Restate the records below word for word, leaving nothing out.
===== Extracted records
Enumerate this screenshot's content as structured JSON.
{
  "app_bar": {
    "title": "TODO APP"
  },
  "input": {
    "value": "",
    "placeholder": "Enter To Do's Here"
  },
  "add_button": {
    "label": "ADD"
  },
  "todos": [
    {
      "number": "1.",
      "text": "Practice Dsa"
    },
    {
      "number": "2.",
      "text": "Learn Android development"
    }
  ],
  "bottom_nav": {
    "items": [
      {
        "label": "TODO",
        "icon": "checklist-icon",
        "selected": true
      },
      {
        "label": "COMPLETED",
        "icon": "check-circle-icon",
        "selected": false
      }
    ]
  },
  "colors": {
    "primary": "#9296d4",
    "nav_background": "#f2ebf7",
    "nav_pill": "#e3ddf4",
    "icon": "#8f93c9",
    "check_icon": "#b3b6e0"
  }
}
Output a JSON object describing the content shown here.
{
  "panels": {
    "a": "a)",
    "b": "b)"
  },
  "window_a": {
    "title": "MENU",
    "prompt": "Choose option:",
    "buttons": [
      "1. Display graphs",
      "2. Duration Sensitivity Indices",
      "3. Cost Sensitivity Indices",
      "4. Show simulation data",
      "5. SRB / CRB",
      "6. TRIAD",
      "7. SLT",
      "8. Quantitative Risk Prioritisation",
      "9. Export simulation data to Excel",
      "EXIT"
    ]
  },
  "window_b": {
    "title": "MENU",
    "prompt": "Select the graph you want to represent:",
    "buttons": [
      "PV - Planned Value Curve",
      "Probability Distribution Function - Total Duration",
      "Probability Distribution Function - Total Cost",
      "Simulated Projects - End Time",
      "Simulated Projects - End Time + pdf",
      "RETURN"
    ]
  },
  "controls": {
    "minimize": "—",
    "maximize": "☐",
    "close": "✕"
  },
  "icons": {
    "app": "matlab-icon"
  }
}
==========
Exercise result:
Enumerate this screenshot's content as structured JSON.
{
  "app_bar": {
    "title": "TODO APP"
  },
  "input": {
    "value": "",
    "placeholder": "Enter To Do's Here"
  },
  "add_button": {
    "label": "ADD"
  },
  "todos": [
    {
      "number": "1.",
      "text": "Practice Dsa"
    },
    {
      "number": "2.",
      "text": "Learn Android development"
    }
  ],
  "bottom_nav": {
    "items": [
      {
        "label": "TODO",
        "icon": "checklist-icon",
        "selected": true
      },
      {
        "label": "COMPLETED",
        "icon": "check-circle-icon",
        "selected": false
      }
    ]
  },
  "colors": {
    "primary": "#9296d4",
    "nav_background": "#f2ebf7",
    "nav_pill": "#e3ddf4",
    "icon": "#8f93c9",
    "check_icon": "#b3b6e0"
  }
}
Output a JSON object describing the content shown here.
{
  "panels": {
    "a": "a)",
    "b": "b)"
  },
  "window_a": {
    "title": "MENU",
    "prompt": "Choose option:",
    "buttons": [
      "1. Display graphs",
      "2. Duration Sensitivity Indices",
      "3. Cost Sensitivity Indices",
      "4. Show simulation data",
      "5. SRB / CRB",
      "6. TRIAD",
      "7. SLT",
      "8. Quantitative Risk Prioritisation",
      "9. Export simulation data to Excel",
      "EXIT"
    ]
  },
  "window_b": {
    "title": "MENU",
    "prompt": "Select the graph you want to represent:",
    "buttons": [
      "PV - Planned Value Curve",
      "Probability Distribution Function - Total Duration",
      "Probability Distribution Function - Total Cost",
      "Simulated Projects - End Time",
      "Simulated Projects - End Time + pdf",
      "RETURN"
    ]
  },
  "controls": {
    "minimize": "—",
    "maximize": "☐",
    "close": "✕"
  },
  "icons": {
    "app": "matlab-icon"
  }
}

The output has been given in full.